Task brief: Check every line of the data below for the string "eyebrow", and copy the ones that hold it.

Material for this task:
[Start of section]

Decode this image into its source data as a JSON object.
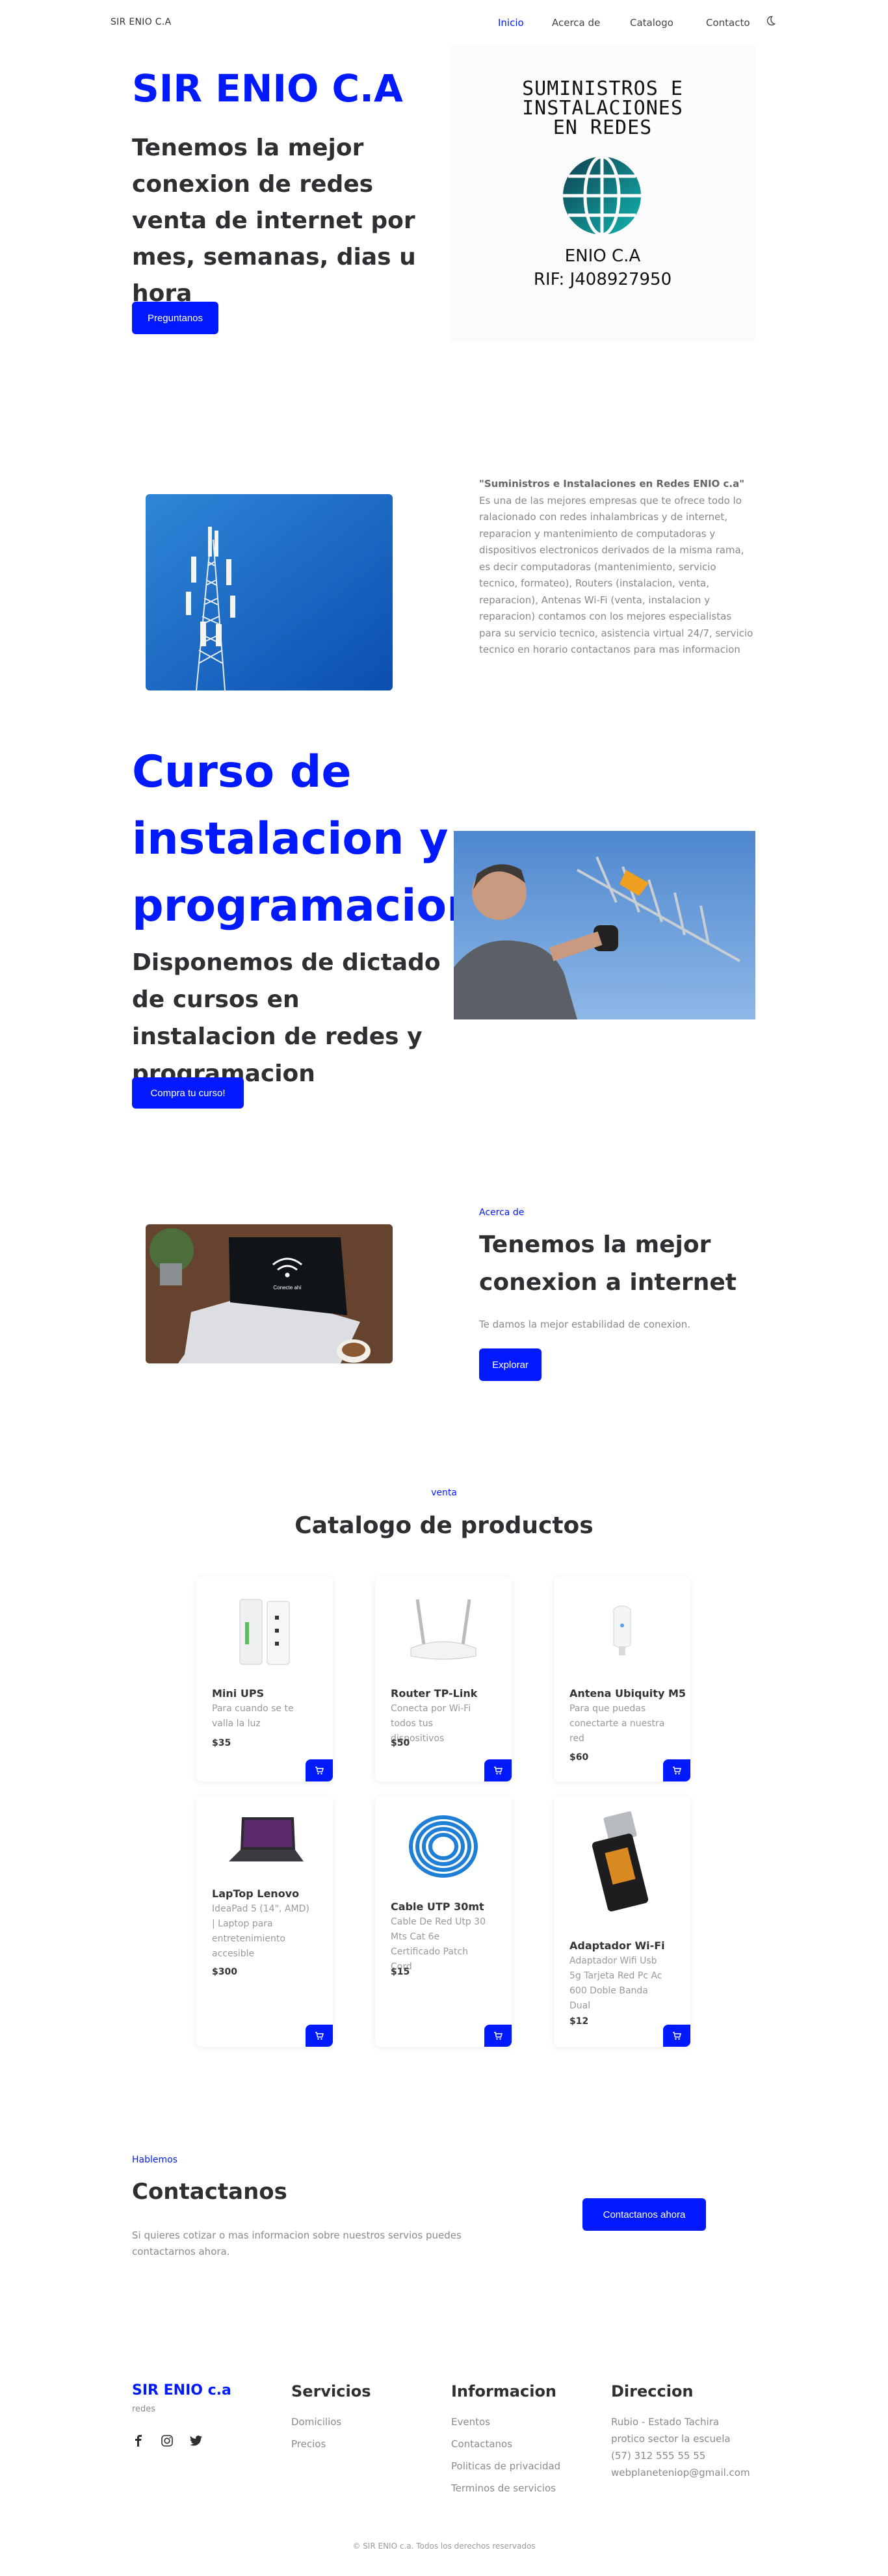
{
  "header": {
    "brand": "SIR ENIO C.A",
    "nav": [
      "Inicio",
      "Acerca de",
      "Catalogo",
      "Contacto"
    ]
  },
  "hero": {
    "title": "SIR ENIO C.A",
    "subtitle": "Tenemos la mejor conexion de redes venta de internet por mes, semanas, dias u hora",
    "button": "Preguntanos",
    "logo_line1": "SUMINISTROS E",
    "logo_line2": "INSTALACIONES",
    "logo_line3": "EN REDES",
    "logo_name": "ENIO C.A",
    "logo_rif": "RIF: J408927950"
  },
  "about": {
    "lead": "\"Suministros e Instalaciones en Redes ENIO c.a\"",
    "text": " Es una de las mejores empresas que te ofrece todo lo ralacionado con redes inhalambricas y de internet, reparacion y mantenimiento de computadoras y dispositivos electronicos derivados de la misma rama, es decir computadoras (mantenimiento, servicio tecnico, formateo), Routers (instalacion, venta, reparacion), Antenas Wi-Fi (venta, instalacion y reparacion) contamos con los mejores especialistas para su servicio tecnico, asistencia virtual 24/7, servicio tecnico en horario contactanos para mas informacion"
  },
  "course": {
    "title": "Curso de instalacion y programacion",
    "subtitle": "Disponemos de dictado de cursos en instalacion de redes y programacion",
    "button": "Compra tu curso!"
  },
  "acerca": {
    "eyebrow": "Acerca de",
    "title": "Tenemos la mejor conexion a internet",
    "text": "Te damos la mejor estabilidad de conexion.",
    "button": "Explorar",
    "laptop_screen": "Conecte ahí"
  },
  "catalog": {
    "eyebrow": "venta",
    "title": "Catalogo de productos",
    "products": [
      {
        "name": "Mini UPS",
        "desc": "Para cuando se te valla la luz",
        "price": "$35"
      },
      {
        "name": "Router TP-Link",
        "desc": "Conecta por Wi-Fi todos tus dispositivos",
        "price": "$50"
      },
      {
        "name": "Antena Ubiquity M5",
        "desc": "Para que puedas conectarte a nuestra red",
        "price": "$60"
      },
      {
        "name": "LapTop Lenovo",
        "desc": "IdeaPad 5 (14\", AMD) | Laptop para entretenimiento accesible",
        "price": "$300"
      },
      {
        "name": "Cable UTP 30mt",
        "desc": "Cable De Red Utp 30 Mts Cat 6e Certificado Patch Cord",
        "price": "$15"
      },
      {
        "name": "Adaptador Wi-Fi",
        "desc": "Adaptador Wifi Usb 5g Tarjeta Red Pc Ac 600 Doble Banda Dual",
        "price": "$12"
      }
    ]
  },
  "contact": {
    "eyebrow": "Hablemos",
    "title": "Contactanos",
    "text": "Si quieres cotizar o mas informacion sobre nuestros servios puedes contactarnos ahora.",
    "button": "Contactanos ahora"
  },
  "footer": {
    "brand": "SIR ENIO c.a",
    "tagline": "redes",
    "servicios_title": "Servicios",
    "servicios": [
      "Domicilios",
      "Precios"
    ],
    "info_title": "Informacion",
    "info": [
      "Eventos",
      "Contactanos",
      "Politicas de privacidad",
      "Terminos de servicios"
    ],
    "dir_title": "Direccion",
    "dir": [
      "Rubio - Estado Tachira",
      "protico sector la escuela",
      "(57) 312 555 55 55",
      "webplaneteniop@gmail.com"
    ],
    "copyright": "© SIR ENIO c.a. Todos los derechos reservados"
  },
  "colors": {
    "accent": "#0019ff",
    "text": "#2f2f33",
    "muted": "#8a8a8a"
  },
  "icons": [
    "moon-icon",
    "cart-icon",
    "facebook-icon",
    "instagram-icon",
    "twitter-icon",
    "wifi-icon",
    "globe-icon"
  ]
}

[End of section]

Answer to this task:
    "eyebrow": "Acerca de",
    "eyebrow": "venta",
    "eyebrow": "Hablemos",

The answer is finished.